e·ven 1 (ēvən)
a. Having a horizontal surface; flat: an even floor.
b. Having no irregularities, roughness, or indentations; smooth. See Synonyms at level.
c. Being in the same plane or line; parallel: The picture is even with the window.
a. Having no variations or fluctuations; uniform: the even rhythm of his breathing.
b. Of uniform distribution: an even application of varnish.
c. Placid; calm: an even temperament.
a. Equal or identical in degree, extent, or amount: Use even amounts of butter and sugar.
b. Equally matched or balanced: an even fight.
c. Just; fair: an even bargain.
d. Having nothing due on either side; square: If we each take half, then we'll be even.
e. Having exacted full revenge: He finally got even with his betrayer.
4. Having equal probability; as likely as not: an even chance of winning.

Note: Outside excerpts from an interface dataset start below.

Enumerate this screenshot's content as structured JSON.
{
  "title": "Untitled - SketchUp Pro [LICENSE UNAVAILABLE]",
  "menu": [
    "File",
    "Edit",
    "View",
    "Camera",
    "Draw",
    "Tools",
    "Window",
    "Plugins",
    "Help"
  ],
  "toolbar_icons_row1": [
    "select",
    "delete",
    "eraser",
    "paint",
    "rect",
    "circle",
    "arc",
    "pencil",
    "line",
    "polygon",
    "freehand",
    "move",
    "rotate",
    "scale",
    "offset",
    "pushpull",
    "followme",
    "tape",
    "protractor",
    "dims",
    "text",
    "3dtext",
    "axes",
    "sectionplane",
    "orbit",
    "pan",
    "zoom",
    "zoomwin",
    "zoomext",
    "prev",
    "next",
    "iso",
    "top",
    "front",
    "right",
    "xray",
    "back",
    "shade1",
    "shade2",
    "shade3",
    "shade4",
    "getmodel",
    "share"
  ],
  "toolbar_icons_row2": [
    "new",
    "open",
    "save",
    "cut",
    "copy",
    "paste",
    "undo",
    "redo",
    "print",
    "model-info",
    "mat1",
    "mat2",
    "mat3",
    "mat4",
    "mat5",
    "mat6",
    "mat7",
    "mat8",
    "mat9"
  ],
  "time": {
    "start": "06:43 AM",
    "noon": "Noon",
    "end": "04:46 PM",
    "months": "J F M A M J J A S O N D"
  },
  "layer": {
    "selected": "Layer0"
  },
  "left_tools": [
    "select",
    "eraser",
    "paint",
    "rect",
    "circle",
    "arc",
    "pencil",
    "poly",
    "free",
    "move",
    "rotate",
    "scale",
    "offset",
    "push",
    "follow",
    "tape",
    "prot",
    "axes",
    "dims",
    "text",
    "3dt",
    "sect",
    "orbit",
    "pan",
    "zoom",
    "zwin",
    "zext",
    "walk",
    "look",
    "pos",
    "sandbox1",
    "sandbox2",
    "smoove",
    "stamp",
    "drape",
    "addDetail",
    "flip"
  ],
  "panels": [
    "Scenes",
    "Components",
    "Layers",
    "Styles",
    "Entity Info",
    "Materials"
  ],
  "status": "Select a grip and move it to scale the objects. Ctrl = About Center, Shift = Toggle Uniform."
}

a. Having an equal score: The teams are even at halftime.
b. Being equal for each opponent. Used of a score.
a. Exactly divisible by 2.
b. Characterized or indicated by a number exactly divisible by 2.
a. Having an even number in a sequence.
b. Having an even number of members.
8. Having an exact amount, extent, or number; precise: an even pound; an even foot.
a. To a greater degree or extent. Used as an intensive with comparative adjectives and adverbs: This painting is good, but that one is even better.
b. Indeed; moreover. Used as an intensive: He was happy, even ecstatic. Even a child knows better.
c. Used as an intensive to indicate something that is unexpected: declined even to consider the idea.
2. At the same time as; already; just: Even as we watched, the turtle emerged from its shell.
3. To a degree that extends; fully: loyal even unto death.
4. Exactly; precisely: It was even as he said: the jewel was gone.
tr. & intr.v. e·vened, e·ven·ing, e·vensIdiom:
To make or become even.
on an even keel
In a stable or unimpaired state: "There was good reason to keep relations with Washington on an even keel" (Helen Kitchen).
[Middle English, from Old English efen.]
The American Heritage® Dictionary of the English Language, Fifth Edition copyright ©2018 by Houghton Mifflin Harcourt Publishing Company. All rights reserved.
Indo-European & Semitic Roots Appendices
Thousands of entries in the dictionary include etymologies that trace their origins back to reconstructed proto-languages. You can obtain more information about these forms in our online appendices:
The Indo-European appendix covers nearly half of the Indo-European roots that have left their mark on English words. A more complete treatment of Indo-European roots and the English words derived from them is available in our Dictionary of Indo-European Roots.